Interface dataset entries:
______
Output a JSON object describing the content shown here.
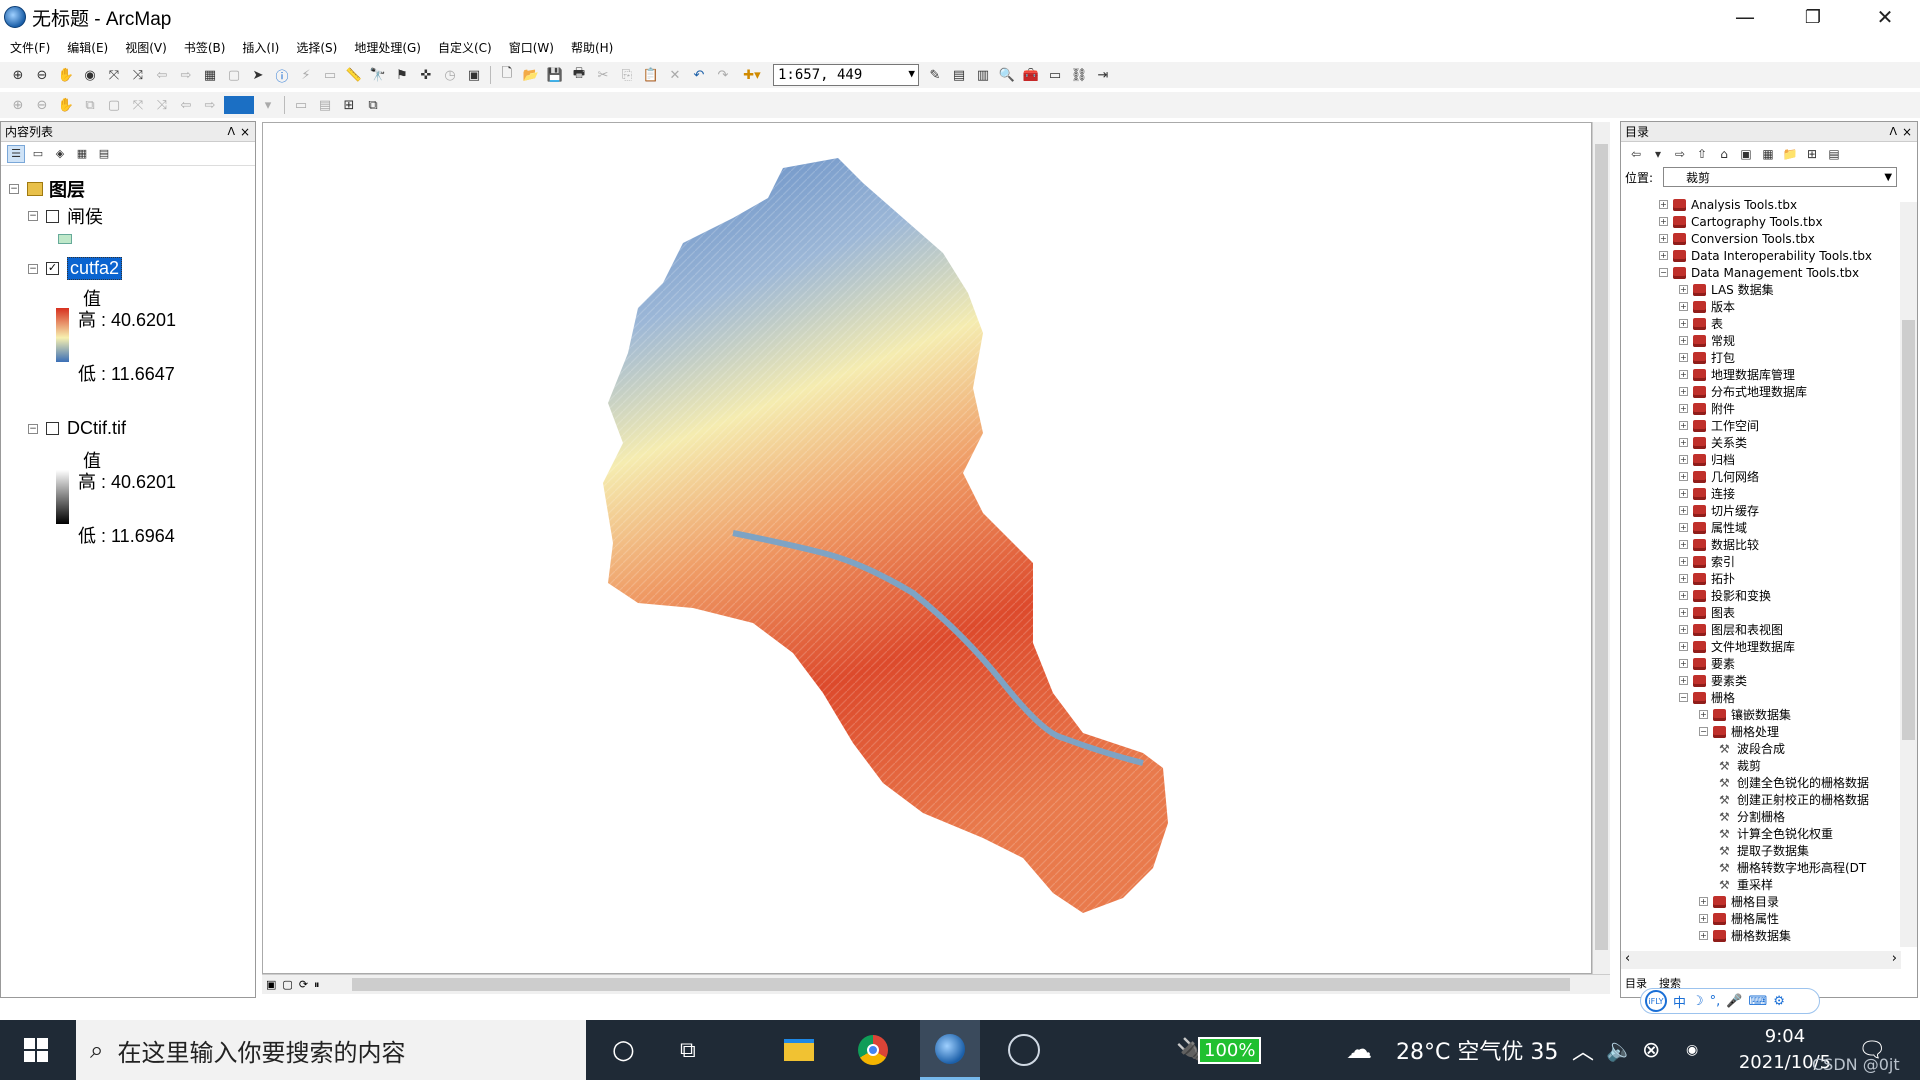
{
  "window": {
    "title": "无标题 - ArcMap",
    "minimize": "—",
    "restore": "❐",
    "close": "✕"
  },
  "menu": [
    "文件(F)",
    "编辑(E)",
    "视图(V)",
    "书签(B)",
    "插入(I)",
    "选择(S)",
    "地理处理(G)",
    "自定义(C)",
    "窗口(W)",
    "帮助(H)"
  ],
  "toolbar": {
    "scale": "1:657, 449"
  },
  "toc": {
    "title": "内容列表",
    "pin": "ᐱ",
    "close": "×",
    "root": "图层",
    "layers": [
      {
        "name": "闸侯",
        "checked": false
      },
      {
        "name": "cutfa2",
        "checked": true,
        "value_label": "值",
        "high": "高 : 40.6201",
        "low": "低 : 11.6647"
      },
      {
        "name": "DCtif.tif",
        "checked": false,
        "value_label": "值",
        "high": "高 : 40.6201",
        "low": "低 : 11.6964"
      }
    ]
  },
  "catalog": {
    "title": "目录",
    "location_label": "位置:",
    "location_value": "裁剪",
    "toolboxes": [
      "Analysis Tools.tbx",
      "Cartography Tools.tbx",
      "Conversion Tools.tbx",
      "Data Interoperability Tools.tbx",
      "Data Management Tools.tbx"
    ],
    "toolsets": [
      "LAS 数据集",
      "版本",
      "表",
      "常规",
      "打包",
      "地理数据库管理",
      "分布式地理数据库",
      "附件",
      "工作空间",
      "关系类",
      "归档",
      "几何网络",
      "连接",
      "切片缓存",
      "属性域",
      "数据比较",
      "索引",
      "拓扑",
      "投影和变换",
      "图表",
      "图层和表视图",
      "文件地理数据库",
      "要素",
      "要素类",
      "栅格"
    ],
    "raster_subsets": [
      "镶嵌数据集",
      "栅格处理"
    ],
    "raster_tools": [
      "波段合成",
      "裁剪",
      "创建全色锐化的栅格数据",
      "创建正射校正的栅格数据",
      "分割栅格",
      "计算全色锐化权重",
      "提取子数据集",
      "栅格转数字地形高程(DT",
      "重采样"
    ],
    "raster_after": [
      "栅格目录",
      "栅格属性",
      "栅格数据集"
    ],
    "bottom_tabs": [
      "目录",
      "搜索"
    ]
  },
  "ime": [
    "中",
    "☽",
    "°,",
    "🎤",
    "⌨",
    "⚙"
  ],
  "taskbar": {
    "search_placeholder": "在这里输入你要搜索的内容",
    "battery": "100%",
    "weather": "28°C 空气优 35",
    "time": "9:04",
    "date": "2021/10/5",
    "watermark": "CSDN @0jt"
  },
  "colors": {
    "ramp_high": "#d7301f",
    "ramp_mid": "#f7f0b0",
    "ramp_low": "#3b6fb6",
    "selected": "#0a64d0"
  }
}
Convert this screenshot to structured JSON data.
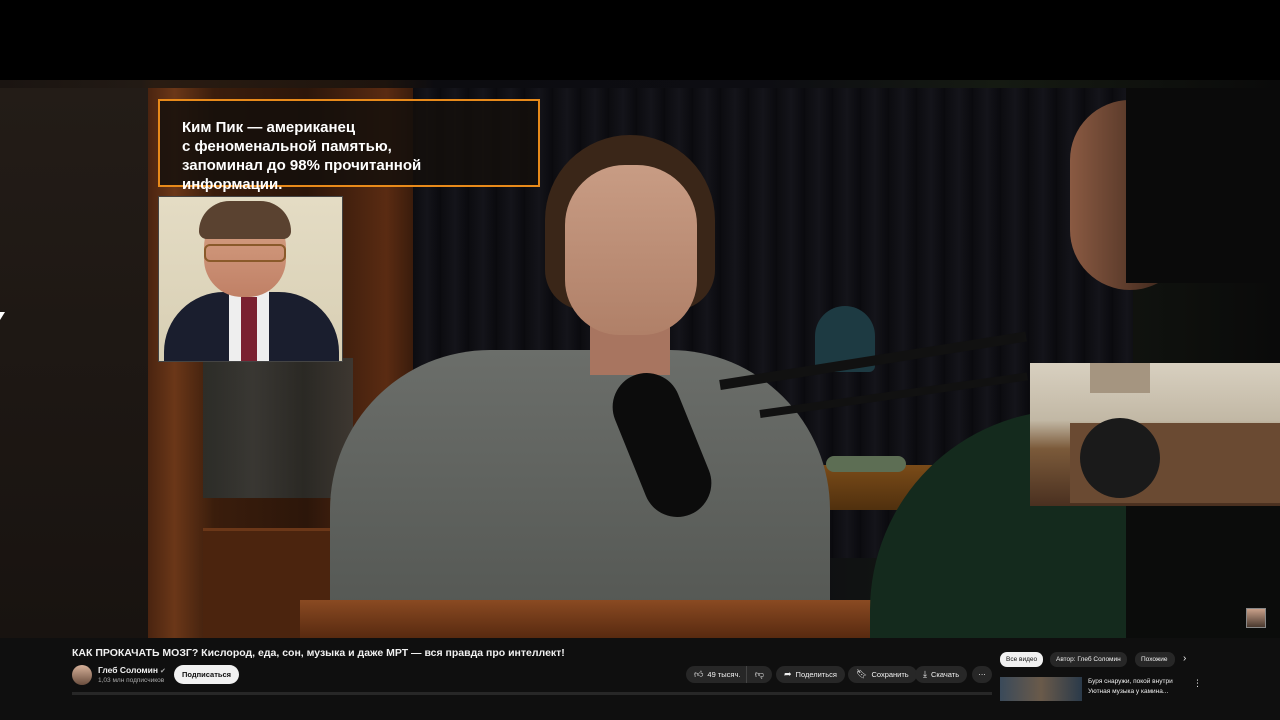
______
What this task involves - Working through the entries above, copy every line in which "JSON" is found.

Finished task -
Output a JSON object describing the content shown here.
Convert this screenshot to structured JSON data.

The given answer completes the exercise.